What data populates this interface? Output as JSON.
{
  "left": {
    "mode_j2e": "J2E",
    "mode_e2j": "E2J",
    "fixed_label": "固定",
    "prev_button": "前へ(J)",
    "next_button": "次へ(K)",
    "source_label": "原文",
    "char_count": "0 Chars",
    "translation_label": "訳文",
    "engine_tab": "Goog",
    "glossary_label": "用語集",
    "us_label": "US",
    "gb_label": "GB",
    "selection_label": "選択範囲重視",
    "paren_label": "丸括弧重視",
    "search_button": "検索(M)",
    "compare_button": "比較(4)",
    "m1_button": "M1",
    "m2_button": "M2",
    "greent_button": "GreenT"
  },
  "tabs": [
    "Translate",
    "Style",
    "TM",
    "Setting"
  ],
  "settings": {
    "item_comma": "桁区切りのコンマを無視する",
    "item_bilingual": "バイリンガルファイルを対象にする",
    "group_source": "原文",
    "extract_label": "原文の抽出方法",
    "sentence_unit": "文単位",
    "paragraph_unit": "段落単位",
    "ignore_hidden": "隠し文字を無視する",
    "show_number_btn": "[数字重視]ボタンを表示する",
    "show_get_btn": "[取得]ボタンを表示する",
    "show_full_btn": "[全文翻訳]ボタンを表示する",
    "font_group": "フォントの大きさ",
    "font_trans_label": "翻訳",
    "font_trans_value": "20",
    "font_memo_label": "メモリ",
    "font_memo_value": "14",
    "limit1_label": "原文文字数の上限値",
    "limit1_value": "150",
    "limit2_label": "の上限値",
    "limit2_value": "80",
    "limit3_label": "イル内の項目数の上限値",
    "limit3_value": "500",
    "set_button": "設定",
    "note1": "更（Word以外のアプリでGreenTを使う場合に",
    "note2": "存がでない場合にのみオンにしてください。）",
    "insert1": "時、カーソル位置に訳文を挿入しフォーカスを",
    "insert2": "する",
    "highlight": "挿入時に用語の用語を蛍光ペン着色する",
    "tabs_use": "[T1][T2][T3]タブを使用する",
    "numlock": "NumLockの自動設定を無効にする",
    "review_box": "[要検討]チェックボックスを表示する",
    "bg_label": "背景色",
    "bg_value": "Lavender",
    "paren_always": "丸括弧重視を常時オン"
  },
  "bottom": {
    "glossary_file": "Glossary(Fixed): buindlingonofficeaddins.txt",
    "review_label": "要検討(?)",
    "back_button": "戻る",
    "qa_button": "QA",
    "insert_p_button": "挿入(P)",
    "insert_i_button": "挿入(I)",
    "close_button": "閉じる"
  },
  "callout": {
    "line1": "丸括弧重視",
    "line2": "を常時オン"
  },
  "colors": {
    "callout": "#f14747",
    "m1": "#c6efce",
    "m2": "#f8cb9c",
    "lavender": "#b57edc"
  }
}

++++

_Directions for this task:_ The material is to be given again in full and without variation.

_Response to this exercise:_
What data populates this interface? Output as JSON.
{
  "left": {
    "mode_j2e": "J2E",
    "mode_e2j": "E2J",
    "fixed_label": "固定",
    "prev_button": "前へ(J)",
    "next_button": "次へ(K)",
    "source_label": "原文",
    "char_count": "0 Chars",
    "translation_label": "訳文",
    "engine_tab": "Goog",
    "glossary_label": "用語集",
    "us_label": "US",
    "gb_label": "GB",
    "selection_label": "選択範囲重視",
    "paren_label": "丸括弧重視",
    "search_button": "検索(M)",
    "compare_button": "比較(4)",
    "m1_button": "M1",
    "m2_button": "M2",
    "greent_button": "GreenT"
  },
  "tabs": [
    "Translate",
    "Style",
    "TM",
    "Setting"
  ],
  "settings": {
    "item_comma": "桁区切りのコンマを無視する",
    "item_bilingual": "バイリンガルファイルを対象にする",
    "group_source": "原文",
    "extract_label": "原文の抽出方法",
    "sentence_unit": "文単位",
    "paragraph_unit": "段落単位",
    "ignore_hidden": "隠し文字を無視する",
    "show_number_btn": "[数字重視]ボタンを表示する",
    "show_get_btn": "[取得]ボタンを表示する",
    "show_full_btn": "[全文翻訳]ボタンを表示する",
    "font_group": "フォントの大きさ",
    "font_trans_label": "翻訳",
    "font_trans_value": "20",
    "font_memo_label": "メモリ",
    "font_memo_value": "14",
    "limit1_label": "原文文字数の上限値",
    "limit1_value": "150",
    "limit2_label": "の上限値",
    "limit2_value": "80",
    "limit3_label": "イル内の項目数の上限値",
    "limit3_value": "500",
    "set_button": "設定",
    "note1": "更（Word以外のアプリでGreenTを使う場合に",
    "note2": "存がでない場合にのみオンにしてください。）",
    "insert1": "時、カーソル位置に訳文を挿入しフォーカスを",
    "insert2": "する",
    "highlight": "挿入時に用語の用語を蛍光ペン着色する",
    "tabs_use": "[T1][T2][T3]タブを使用する",
    "numlock": "NumLockの自動設定を無効にする",
    "review_box": "[要検討]チェックボックスを表示する",
    "bg_label": "背景色",
    "bg_value": "Lavender",
    "paren_always": "丸括弧重視を常時オン"
  },
  "bottom": {
    "glossary_file": "Glossary(Fixed): buindlingonofficeaddins.txt",
    "review_label": "要検討(?)",
    "back_button": "戻る",
    "qa_button": "QA",
    "insert_p_button": "挿入(P)",
    "insert_i_button": "挿入(I)",
    "close_button": "閉じる"
  },
  "callout": {
    "line1": "丸括弧重視",
    "line2": "を常時オン"
  },
  "colors": {
    "callout": "#f14747",
    "m1": "#c6efce",
    "m2": "#f8cb9c",
    "lavender": "#b57edc"
  }
}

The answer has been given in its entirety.